Free
Research Article  |   July 2005
Comparison of Test of Infant Motor Performance (TIMP) Item Responses Among Children With Cerebral Palsy, Developmental Delay, and Typical Development
Author Affiliations
  • Vanessa Maziero Barbosa, PhD, OTR/L, is Clinical Research Coordinator at Pathways Center for Children with Disability, 1335 S. Prairie Street, #2007, Chicago, Illinois 60605; vanessambarbosa@yahoo.com. At the time of the study, Dr. Barbosa was Assistant Professor, Department of Occupational Therapy, Federal University of Minas Gerais, Belo Horizonte, Brazil
  • Suzann K. Campbell, PT, PhD, FAPTA, is Professor and Head, Department of Physical Therapy, University of Illinois at Chicago, Chicago, Illinois
  • Everett Smith, PhD, is Assistant Professor, Educational Psychology Department, University of Illinois at Chicago, Chicago, Illinois
  • Michael Berbaum, PhD, is Senior Statistician, Health Research and Policy Center, University of Illinois at Chicago, Chicago, Illinois
Article Information
Neurologic Conditions / Pediatric Evaluation and Intervention / Occupational Patterns and Skills of Children
Research Article   |   July 2005
Comparison of Test of Infant Motor Performance (TIMP) Item Responses Among Children With Cerebral Palsy, Developmental Delay, and Typical Development
American Journal of Occupational Therapy, July/August 2005, Vol. 59, 446-456. doi:10.5014/ajot.59.4.446
American Journal of Occupational Therapy, July/August 2005, Vol. 59, 446-456. doi:10.5014/ajot.59.4.446
Abstract
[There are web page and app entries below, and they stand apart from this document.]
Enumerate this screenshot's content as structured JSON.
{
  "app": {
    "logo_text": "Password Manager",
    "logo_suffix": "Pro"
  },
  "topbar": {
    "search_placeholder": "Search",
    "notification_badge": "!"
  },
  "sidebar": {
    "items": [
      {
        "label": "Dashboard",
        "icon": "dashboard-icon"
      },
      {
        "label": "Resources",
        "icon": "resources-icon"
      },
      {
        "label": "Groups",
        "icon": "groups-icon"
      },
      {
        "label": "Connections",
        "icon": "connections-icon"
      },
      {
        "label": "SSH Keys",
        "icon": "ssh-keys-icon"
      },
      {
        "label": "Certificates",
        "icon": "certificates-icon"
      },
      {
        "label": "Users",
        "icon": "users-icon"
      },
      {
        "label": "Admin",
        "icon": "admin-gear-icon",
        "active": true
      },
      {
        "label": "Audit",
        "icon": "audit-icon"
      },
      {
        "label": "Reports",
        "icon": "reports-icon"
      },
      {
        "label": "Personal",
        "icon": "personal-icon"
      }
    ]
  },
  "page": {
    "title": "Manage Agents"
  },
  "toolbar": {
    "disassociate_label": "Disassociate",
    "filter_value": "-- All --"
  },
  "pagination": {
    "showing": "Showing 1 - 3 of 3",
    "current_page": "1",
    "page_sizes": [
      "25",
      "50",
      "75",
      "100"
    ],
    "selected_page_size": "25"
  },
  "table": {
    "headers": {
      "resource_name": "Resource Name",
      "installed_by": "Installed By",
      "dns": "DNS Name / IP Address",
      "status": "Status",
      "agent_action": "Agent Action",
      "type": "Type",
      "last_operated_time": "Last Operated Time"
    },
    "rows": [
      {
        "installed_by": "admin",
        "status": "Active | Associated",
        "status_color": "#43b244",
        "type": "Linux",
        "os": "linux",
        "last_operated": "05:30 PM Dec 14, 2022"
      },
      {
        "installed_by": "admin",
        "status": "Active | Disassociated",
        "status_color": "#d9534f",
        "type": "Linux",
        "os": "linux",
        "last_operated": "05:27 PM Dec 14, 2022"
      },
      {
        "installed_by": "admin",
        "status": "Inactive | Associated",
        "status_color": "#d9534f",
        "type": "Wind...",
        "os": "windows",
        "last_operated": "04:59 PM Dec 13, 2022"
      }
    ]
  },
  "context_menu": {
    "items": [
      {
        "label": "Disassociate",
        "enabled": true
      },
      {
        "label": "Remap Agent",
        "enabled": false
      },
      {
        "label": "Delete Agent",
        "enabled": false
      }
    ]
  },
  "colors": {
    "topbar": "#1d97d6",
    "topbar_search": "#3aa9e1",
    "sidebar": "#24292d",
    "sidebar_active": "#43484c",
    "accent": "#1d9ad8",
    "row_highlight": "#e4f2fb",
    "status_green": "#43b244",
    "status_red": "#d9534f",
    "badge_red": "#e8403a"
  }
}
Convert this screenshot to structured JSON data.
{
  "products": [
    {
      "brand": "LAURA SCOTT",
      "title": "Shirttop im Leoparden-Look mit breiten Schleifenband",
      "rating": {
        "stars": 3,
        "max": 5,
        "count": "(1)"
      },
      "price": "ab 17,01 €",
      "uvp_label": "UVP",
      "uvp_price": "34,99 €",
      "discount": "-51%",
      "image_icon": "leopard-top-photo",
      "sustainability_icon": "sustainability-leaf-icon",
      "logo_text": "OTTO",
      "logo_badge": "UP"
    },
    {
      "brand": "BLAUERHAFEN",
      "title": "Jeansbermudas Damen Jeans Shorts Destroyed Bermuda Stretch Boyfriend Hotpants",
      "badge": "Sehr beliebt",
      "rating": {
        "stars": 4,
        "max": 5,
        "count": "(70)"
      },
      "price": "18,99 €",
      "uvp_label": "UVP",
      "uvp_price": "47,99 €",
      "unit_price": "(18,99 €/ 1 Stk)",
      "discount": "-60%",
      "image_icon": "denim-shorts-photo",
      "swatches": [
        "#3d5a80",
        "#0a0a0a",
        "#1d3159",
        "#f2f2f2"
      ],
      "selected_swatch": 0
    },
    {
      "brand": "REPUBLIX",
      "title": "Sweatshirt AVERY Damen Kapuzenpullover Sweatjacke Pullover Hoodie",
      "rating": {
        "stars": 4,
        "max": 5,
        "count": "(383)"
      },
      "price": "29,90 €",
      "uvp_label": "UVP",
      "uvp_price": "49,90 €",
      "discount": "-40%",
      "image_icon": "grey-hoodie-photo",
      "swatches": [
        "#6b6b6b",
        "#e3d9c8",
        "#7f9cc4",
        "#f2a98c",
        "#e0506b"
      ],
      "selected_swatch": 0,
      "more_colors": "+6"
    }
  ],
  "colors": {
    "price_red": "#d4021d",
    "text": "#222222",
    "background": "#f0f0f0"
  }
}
Impairment of children’s motor performance might limit participation in family and community life. Therefore, identification of motor impairments is important in support of early intervention to prevent limitations in children’s occupational performance. The purpose of this paper is to examine item performance on the Test of Infant Motor Performance (TIMP) in a group of infants later diagnosed as having cerebral palsy (CP), developmental delay, or typical development. Particularly, we aimed to determine if specific TIMP items have a strong relationship at particular ages with the presence of a later diagnosis of CP. Exploratory graphic representation and Rasch differential item analysis were employed to investigate each individual TIMP item’s behavior in discriminating among children with different outcomes. Items discriminating among the three outcome groups included: hand to mouth, neck control, rolling, and pull to sit items, particularly at ages term, 9 weeks, and 12–13 weeks corrected age. Children with CP presented “advanced” performance in items using extension patterns and slow development or regression in items requiring antigravity and balanced used of flexion-extension patterns of muscle activity.